The future of energy - Thorium
We live in a world of finite resources. Some of those finite resources are coal, oil, and gas that so many people rely on for energy. Alternative energy sources are very important to our survival as a race. There are many different alternative energy sources available to us. One such source is thorium.
Thorium is one of the chemical elements. It has an atomic number of ninety. It is called Thorium in honor of Thor, the god of thunder and lightning. Thorium was first discovered in the year 1828. It was first found by a mineralogist named Morton Thrane Esmark. Its chemical properties were identified and catalogued by the Swedish chemist, Jons Jakob Berzelius.
Thorium is a common element. It is found mostly in the crust and mantle of the planet. There is more thorium available in nature than there is tin. Scientists use a procedure called gamma spectroscopy to help them find thorium rich deposits. Thorium does not exist by itself, but can be extracted from several other minerals. Scientists have even discovered thorium on the moon.
Thorium has been used for many things since its discovery. It was used in gas lamps as a light source, and also was used as an alloy in metalworking. These practices were largely discontinued because of the radioactivity of thorium. Thorium is still used sometimes in the construction of scientific equipment, where its radioactive properties are not a factor.
But its radioactive properties also make it a viable energy source. Thorium can be used in place of uranium to power a nuclear reactor. Some speculate that the thorium available in the earth's crust could power the whole world for over ten thousand years. Many countries are working on a thorium based nuclear energy source, including the United States, India, China, Russia, the UK, and Japan.
Research is still ongoing. Using thorium as an energy source is a good idea, but there are still some technical issues that must be solved. Most of the world today does not have the technological infrastructure to safely handle nuclear materials safely. Political concerns have also done their fair share in stifling research into alternative energy sources.

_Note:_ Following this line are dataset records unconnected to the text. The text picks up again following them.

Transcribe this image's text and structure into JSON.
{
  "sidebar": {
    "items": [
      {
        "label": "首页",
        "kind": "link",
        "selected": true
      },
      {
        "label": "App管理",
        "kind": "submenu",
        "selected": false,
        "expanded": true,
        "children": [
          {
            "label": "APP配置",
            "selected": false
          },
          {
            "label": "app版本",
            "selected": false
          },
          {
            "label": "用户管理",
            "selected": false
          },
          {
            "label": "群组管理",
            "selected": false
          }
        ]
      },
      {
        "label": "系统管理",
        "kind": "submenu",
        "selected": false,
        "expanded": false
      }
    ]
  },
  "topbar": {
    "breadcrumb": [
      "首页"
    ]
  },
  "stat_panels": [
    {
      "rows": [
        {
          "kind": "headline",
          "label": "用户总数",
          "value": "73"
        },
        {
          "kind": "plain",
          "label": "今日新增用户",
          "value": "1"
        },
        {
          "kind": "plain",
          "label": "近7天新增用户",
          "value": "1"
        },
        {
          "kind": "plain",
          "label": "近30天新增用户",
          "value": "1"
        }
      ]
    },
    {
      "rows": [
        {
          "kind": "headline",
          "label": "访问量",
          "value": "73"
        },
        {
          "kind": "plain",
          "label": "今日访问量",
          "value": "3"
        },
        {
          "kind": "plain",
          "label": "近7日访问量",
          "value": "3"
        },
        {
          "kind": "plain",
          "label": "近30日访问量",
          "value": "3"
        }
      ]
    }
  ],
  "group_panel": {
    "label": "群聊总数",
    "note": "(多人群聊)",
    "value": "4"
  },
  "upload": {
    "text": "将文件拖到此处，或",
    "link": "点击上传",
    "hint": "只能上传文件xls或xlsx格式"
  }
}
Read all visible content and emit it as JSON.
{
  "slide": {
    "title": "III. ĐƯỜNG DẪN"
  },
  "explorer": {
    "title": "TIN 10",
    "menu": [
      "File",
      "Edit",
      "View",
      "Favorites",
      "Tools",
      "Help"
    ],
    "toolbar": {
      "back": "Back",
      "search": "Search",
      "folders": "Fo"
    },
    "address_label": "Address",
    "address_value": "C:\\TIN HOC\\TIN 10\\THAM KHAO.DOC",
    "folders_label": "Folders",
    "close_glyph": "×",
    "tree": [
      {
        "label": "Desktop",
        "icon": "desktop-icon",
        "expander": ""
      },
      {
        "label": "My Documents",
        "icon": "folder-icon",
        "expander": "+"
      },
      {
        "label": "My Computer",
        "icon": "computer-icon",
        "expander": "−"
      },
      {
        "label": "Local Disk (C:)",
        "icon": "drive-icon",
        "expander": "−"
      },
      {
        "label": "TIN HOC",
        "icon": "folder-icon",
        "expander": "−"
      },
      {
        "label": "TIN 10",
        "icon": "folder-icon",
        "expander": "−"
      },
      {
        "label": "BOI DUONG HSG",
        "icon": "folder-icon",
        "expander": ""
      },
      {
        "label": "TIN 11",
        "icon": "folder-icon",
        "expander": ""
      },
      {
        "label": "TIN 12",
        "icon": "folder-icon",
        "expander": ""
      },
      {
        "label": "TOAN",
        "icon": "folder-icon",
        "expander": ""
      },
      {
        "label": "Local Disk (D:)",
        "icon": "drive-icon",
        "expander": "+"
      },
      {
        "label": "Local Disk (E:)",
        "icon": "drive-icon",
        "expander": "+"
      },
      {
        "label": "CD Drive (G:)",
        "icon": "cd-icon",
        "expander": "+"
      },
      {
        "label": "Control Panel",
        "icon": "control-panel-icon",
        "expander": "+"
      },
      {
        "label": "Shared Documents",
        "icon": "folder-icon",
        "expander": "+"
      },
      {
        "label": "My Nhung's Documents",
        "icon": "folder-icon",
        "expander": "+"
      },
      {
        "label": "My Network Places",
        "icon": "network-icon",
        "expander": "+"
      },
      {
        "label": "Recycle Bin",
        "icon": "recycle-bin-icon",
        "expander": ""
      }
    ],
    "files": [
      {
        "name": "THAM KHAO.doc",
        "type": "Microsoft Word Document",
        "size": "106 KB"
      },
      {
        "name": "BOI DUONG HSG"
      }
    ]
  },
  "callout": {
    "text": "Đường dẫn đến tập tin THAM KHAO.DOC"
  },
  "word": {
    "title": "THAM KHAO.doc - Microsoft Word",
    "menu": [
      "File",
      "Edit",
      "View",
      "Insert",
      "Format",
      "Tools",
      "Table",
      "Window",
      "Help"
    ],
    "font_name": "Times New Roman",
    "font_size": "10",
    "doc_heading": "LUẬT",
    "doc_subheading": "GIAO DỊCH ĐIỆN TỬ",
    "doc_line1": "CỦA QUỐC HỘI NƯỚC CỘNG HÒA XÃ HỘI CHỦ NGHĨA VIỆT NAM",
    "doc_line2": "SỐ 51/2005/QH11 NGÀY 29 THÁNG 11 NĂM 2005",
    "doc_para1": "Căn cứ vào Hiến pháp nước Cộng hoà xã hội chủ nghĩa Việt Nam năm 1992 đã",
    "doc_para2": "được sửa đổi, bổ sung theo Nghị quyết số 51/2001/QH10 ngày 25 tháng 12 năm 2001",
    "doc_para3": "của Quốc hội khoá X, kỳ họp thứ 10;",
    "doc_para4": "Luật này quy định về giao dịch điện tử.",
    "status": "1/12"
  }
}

There are also quite a few advantages to thorium based energy. There is a lot of thorium available to use in nature. Taking thorium out of the earth's crust is not as destructive as the processes used to mine coal, oil and gas. Using thorium to power nuclear reactors is a lot safer than using uranium. Thorium is more stable than uranium, and it does not produce very much plutonium as a byproduct.
One of the most important things about thorium is that it can be used safely as a nuclear energy power source. Thorium is not used in the same manner, it is molten inside of a reactor, instead of a solid like uranium. This eliminates the need for the large cooling systems found on uranium based reactors. This also eliminates the need to store rods once they are depleted, because thorium is a self-sustaining energy source.
Some scientists still have a few concerns about using thorium as an energy source. They believe that more testing is required to completely analyze the possible side effects of using thorium. They also state that using thorium will be expensive at first, because the technology available is not quite ready for it. There is also the possibility that thorium can produce dangerous gamma radiation when it is being used for nuclear energy. These concerns must be fully addressed before the world is ready to step into the nuclear age.
Using thorium as an energy source has both pros and cons. It can be used safely, but if not used correctly it can be dangerous. It will be expensive at first to use thorium but as technology advances that cost will go down. Many of the world's nations are already developing thorium based energy plants, soon we could all be living with thorium based power.
Thorium is cleaner than fossil fuels, and there is a lot more of it. It is too bad that political concerns will continue to dominate the issue of energy production. Now is the time for the world to move forward with thorium based energy, sadly we may have to wait a while longer.